ISBN13: 978-0-674-01918-8|608 pages|Hardback|©2006|NT$1350

Brendan O'Flaherty, Columbia University.

This introductory but innovative textbook on the economics of cities is aimed at students of urban and regional policy as well as of undergraduate economics. It deals with standard topics, including automobiles, mass transit, pollution, housing, and education but it also discusses non-standard topics such as segregation, water supply, sewers, garbage, fire prevention, housing codes, homelessness, crime, illicit drugs, and economic development.

Its methods of analysis are primarily verbal, geometric, and arithmetic. The author achieves coherence by showing how the analysis of various topics reinforces one another. Thus, buses can tell us something about schools and optimal tolls about land prices. Brendan O'Flaherty looks at almost everything through the lens of Pareto optimality and potential Pareto optimality--how policies affect people and their well-being, not abstract entities such as cities or the economy or growth or the environment. Such traditionalism leads to radical questions, however: Should cities have police and fire departments? Should tax preferences for home ownership be repealed? Should public schools charge for their services? O'Flaherty also gives serious consideration to such heterodox policies as pay-at-the-pump auto insurance, curb rights for buses, land taxes, marginal cost water pricing, and sidewalk zoning.

Table of Contents
1. Introduction
2. Why Proximity Is Good
3. Cars, Pollution, and Accidents
4. Congestion
5. Mass Transit
6. Land
7. Too Many Cars?

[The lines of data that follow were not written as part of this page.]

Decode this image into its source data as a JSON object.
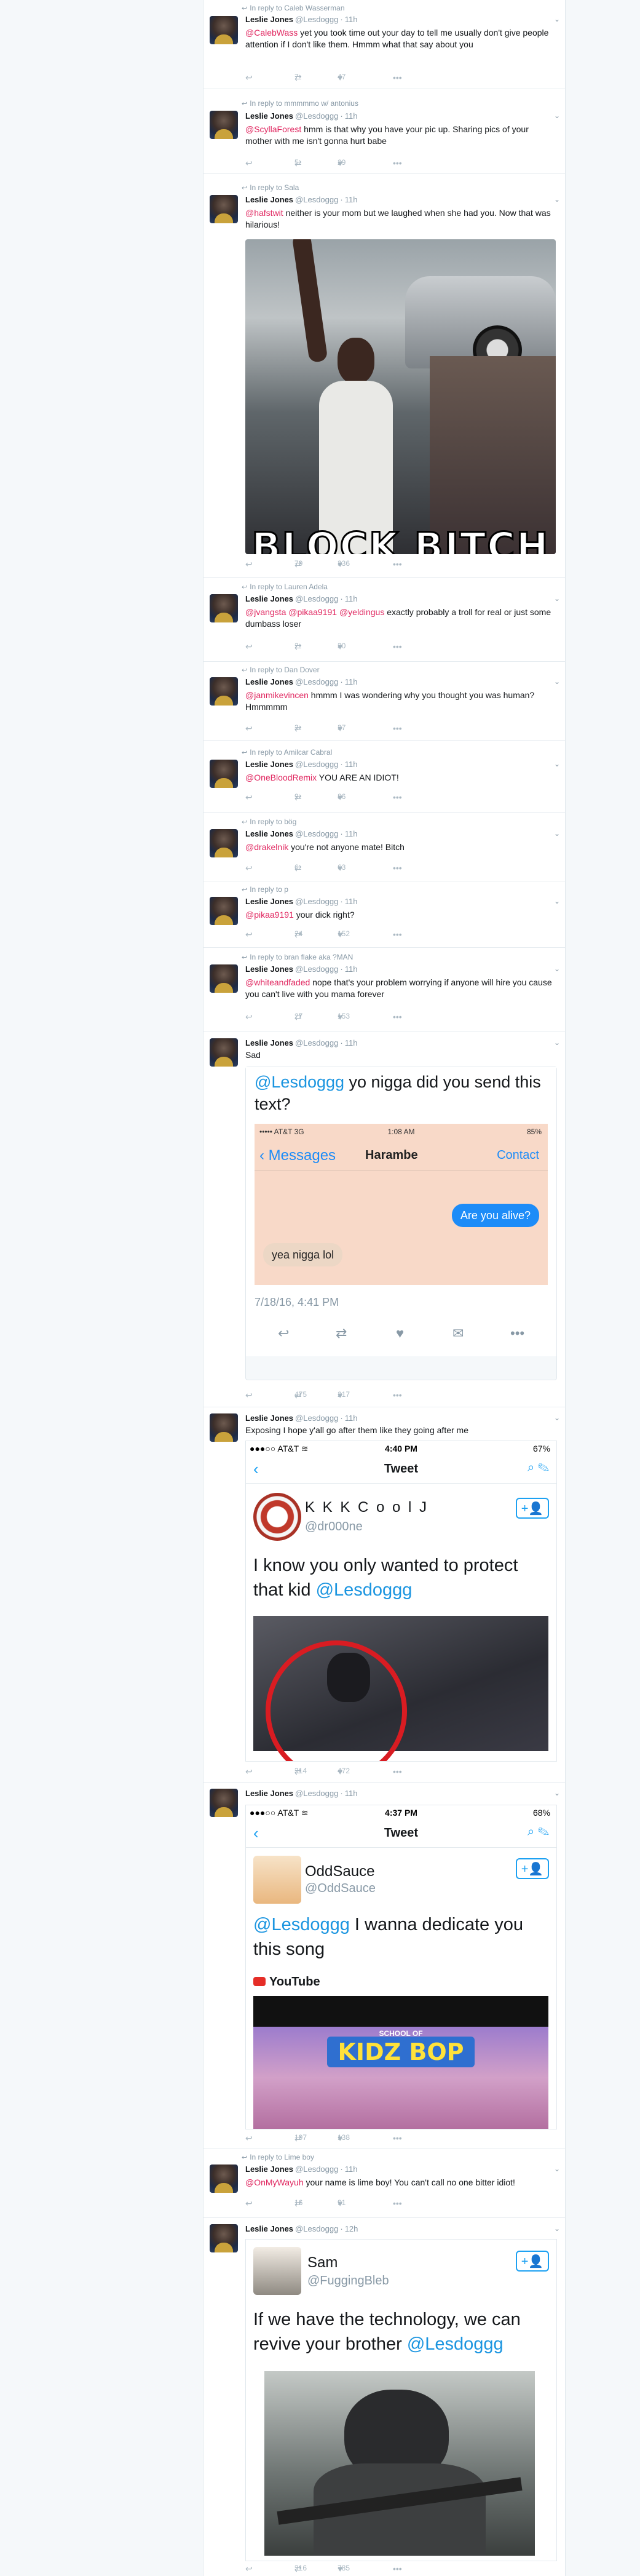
{
  "author": {
    "name": "Leslie Jones",
    "handle": "@Lesdoggg"
  },
  "action_icons": {
    "reply": "reply-icon",
    "retweet": "retweet-icon",
    "like": "heart-icon",
    "more": "more-icon",
    "caret": "chevron-down-icon"
  },
  "tweets": [
    {
      "reply_to": "In reply to Caleb Wasserman",
      "time": "11h",
      "mentions": [
        "@CalebWass"
      ],
      "text": " yet you took time out your day to tell me usually don't give people attention if I don't like them. Hmmm what that say about you",
      "retweets": "7",
      "likes": "47"
    },
    {
      "reply_to": "In reply to mmmmmo w/ antonius",
      "time": "11h",
      "mentions": [
        "@ScyllaForest"
      ],
      "text": " hmm is that why you have your pic up. Sharing pics of your mother with me isn't gonna hurt babe",
      "retweets": "5",
      "likes": "29"
    },
    {
      "reply_to": "In reply to Sala",
      "time": "11h",
      "mentions": [
        "@hafstwit"
      ],
      "text": " neither is your mom but we laughed when she had you. Now that was hilarious!",
      "retweets": "79",
      "likes": "336",
      "photo_caption": "BLOCK BITCH"
    },
    {
      "reply_to": "In reply to Lauren Adela",
      "time": "11h",
      "mentions": [
        "@jvangsta",
        "@pikaa9191",
        "@yeldingus"
      ],
      "text": " exactly probably a troll for real or just some dumbass loser",
      "retweets": "2",
      "likes": "30"
    },
    {
      "reply_to": "In reply to Dan Dover",
      "time": "11h",
      "mentions": [
        "@janmikevincen"
      ],
      "text": " hmmm I was wondering why you thought you was human? Hmmmmm",
      "retweets": "3",
      "likes": "37"
    },
    {
      "reply_to": "In reply to Amilcar Cabral",
      "time": "11h",
      "mentions": [
        "@OneBloodRemix"
      ],
      "text": " YOU  ARE  AN  IDIOT!",
      "retweets": "9",
      "likes": "86"
    },
    {
      "reply_to": "In reply to bög",
      "time": "11h",
      "mentions": [
        "@drakelnik"
      ],
      "text": " you're not anyone mate! Bitch",
      "retweets": "6",
      "likes": "63"
    },
    {
      "reply_to": "In reply to p",
      "time": "11h",
      "mentions": [
        "@pikaa9191"
      ],
      "text": " your dick right?",
      "retweets": "24",
      "likes": "152"
    },
    {
      "reply_to": "In reply to bran flake aka ?MAN",
      "time": "11h",
      "mentions": [
        "@whiteandfaded"
      ],
      "text": " nope that's your problem worrying if anyone will hire you cause you can't live with you mama forever",
      "retweets": "27",
      "likes": "153"
    },
    {
      "reply_to": "",
      "time": "11h",
      "mentions": [],
      "text": "Sad",
      "retweets": "475",
      "likes": "217",
      "card": {
        "mention": "@Lesdoggg",
        "text": " yo nigga did you send this text?",
        "status_left": "••••• AT&T 3G",
        "status_time": "1:08 AM",
        "status_right": "85%",
        "back": "Messages",
        "contact": "Harambe",
        "contact_btn": "Contact",
        "msg_sent": "Are you alive?",
        "msg_recv": "yea nigga lol",
        "date": "7/18/16, 4:41 PM"
      }
    },
    {
      "reply_to": "",
      "time": "11h",
      "mentions": [],
      "text": "Exposing I hope y'all go after them like they going after me",
      "retweets": "314",
      "likes": "472",
      "shot": {
        "status_left": "●●●○○ AT&T ≋",
        "status_time": "4:40 PM",
        "status_right": "67%",
        "title": "Tweet",
        "name": "K K K   C o o l   J",
        "handle": "@dr000ne",
        "mention": "@Lesdoggg",
        "text": "I know you only wanted to protect that kid "
      }
    },
    {
      "reply_to": "",
      "time": "11h",
      "mentions": [],
      "text": "",
      "retweets": "197",
      "likes": "138",
      "shot": {
        "status_left": "●●●○○ AT&T ≋",
        "status_time": "4:37 PM",
        "status_right": "68%",
        "title": "Tweet",
        "name": "OddSauce",
        "handle": "@OddSauce",
        "mention": "@Lesdoggg",
        "text": " I wanna dedicate you this song",
        "source": "YouTube",
        "thumb": "KIDZ BOP",
        "thumb_small": "SCHOOL OF"
      }
    },
    {
      "reply_to": "In reply to Lime boy",
      "time": "11h",
      "mentions": [
        "@OnMyWayuh"
      ],
      "text": " your name is lime boy! You can't call no one bitter idiot!",
      "retweets": "16",
      "likes": "91"
    },
    {
      "reply_to": "",
      "time": "12h",
      "mentions": [],
      "text": "",
      "retweets": "316",
      "likes": "785",
      "shot": {
        "name": "Sam",
        "handle": "@FuggingBleb",
        "mention": "@Lesdoggg",
        "text": "If we have the technology, we can revive your brother "
      }
    }
  ]
}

Too Much Lawn? Too Much Blight?
8. Rules
9. Water, Sewers, Fire, and Garbage
10. Education
11. Race and Space
12. Race and Policy
13. Housing: The Big Picture
14. Housing and Poor People
15. Homelessness
16. Crime
17. Drugs, Guns, and Alcohol
18. Urban Economic Development
19. Epilogue